I hear you - I'm all for the new - time will sort out the good from the bad as always. What I worry more about is that it isn't heard, at least not by enough people. The industry doesn't invest in new talent any more, and gives it no time to develop. It's not about what my generation thinks, we might hate it - sometimes that's the point, but it has to get heard by all to matter.
It does invest in new talent - just not as much as it used to. Every band I've developed and moved onto a label has been funded, prior to that deal, by various label elements. From Little Fish to Warpaint - lots of dev work going on - just not in the charts. But all music isn't chart music (in fact I'd argue that very little of it is).
On another point, where's the protest music? Someone said to me recently nobody's angry enough to care these days.
1. There are plenty of acts out there doing just that
2. Many acts - as always - aren't intellectual or intelligent enough to sing about such things
3. Actually check out what some pop songs are about - listen to Eminem for example.

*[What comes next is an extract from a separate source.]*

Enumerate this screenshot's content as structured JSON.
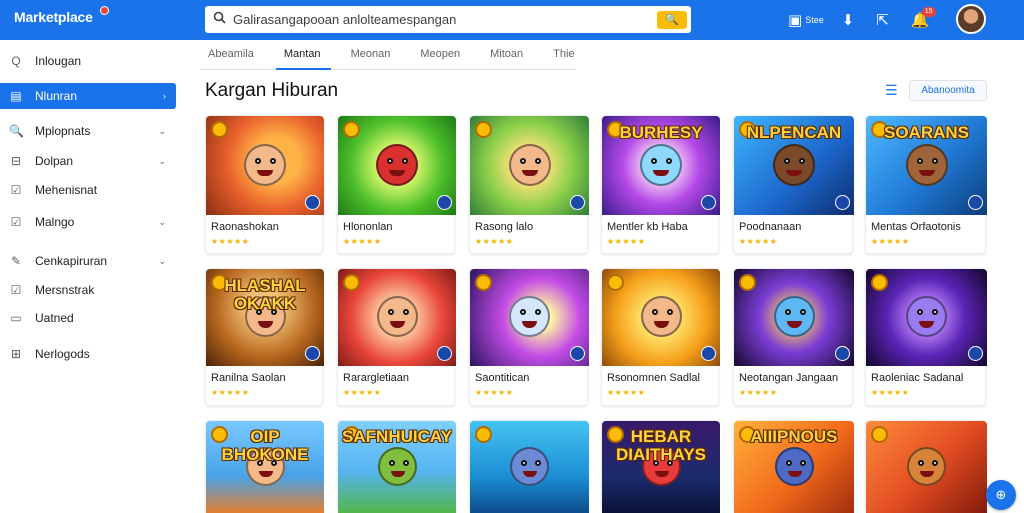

A pop musician who absolutely DOES comment on modern social and political situations.
It's a combo of all three - but again, you don't generally find it in the charts because the charts no longer reflect what's "going on".
What?! Think what we've had in the last 10 years - climate change, terrorism, wars over oil disguised as war on terrorism, banks wreaking the economy whilst we repair the damage and they keep getting bonuses, no work for many, £9k per annum to go to university...... I could go on.
I had a moderate hit record in 2003 (top 40 but sadly not top 30) on two of those subjects. You wouldn't know it though Ive worked with acts since then who are very much in touch with their political side. The other side of that problem is "the youth" is pretty apathetic when it comes to politics - but that's been by design. Bit of a catch 22 no?
So what are we doing with the music? Where's the new Bob Dylan? What are the rappers saying - look at my gold chain/car/girl - I remember when hip hop was VERY political.
Some of it still is. But again, you won't find it, generally, in the charts.
Sorry to whoever didn't like punk (not for me either) but I would love to see a new punk type kick up the arse for the music industry.
Punk is pretty much anything anti-establishment. The new punk was, unfortunately, piracy. The "kids" doing it for themselves. Musically? - I'd argue there is a new punk every few years - Drum n Bass back in the late 90s, maybe Grime or similar a couple of years ago.
Not seeing it happen yet but I hope it does. I still think music matters to young people but they need to reclaim it for themselves. That means they need to learn to PLAY THEIR INSTRUMENTS. If you want to play music that's the bottom line.
That's a bit subjective though isnt it? Ones mans cool playing is another mans progressive over the top tripe. It also goes against the grain of your previous "punk" statement. Playing is important, though, from my personal aesthetic, but it's no guarantee of musical "necessity". Look at Adele's band when she performs live. She's an awesome singer - but man, they're so [ ****** ] session it's a disgrace. No soul.
Anything else is just fantasy. It's not real. If you can play, you can play live and take the record companies out of the loop.
Got to massively disagree with that one. That would have been a light folly five years ago - but to think that a band can do ANYTHING without a label (admittedly you need a team that thinks out of the box but a label none the less) is thinking small, even a little naive (sorry - not trying to insult, but I work in the forward thinking sector of the biz, and we all looked at "doing it on our own" 8 or so years ago - reality checks hit hard). You just need a better label - not a backward thinking major.
Once something happens they come running. For that though it's got to be good and it has to relate to the audiences lives and speak for and to them. Right now there's a lot of music "talking load and saying nuthin'" - to quote James Brown.
Possibly true. the thing is - there is no unified audience any more. You'll find that if you stop trying to attract the masses you do much better. Of course, every now and then you get something that crosses over and it becomes a broadband hit - but that sort of music is usually saying "nuthin'".... Again though - look outside of the charts (and as I keep saying - the charts are the FASTEST selling tunes, not the biggest or most relevant). Go back to last year - Crooked Vultures didn't really have an huge hits did they? Strangely they sold more albums and made more money than Katy Perry. Keep out of the charts and look around.... there are a lot more people into music than 17 year old girls..... mind you , what did the Beatles ever say apart from trite bollox....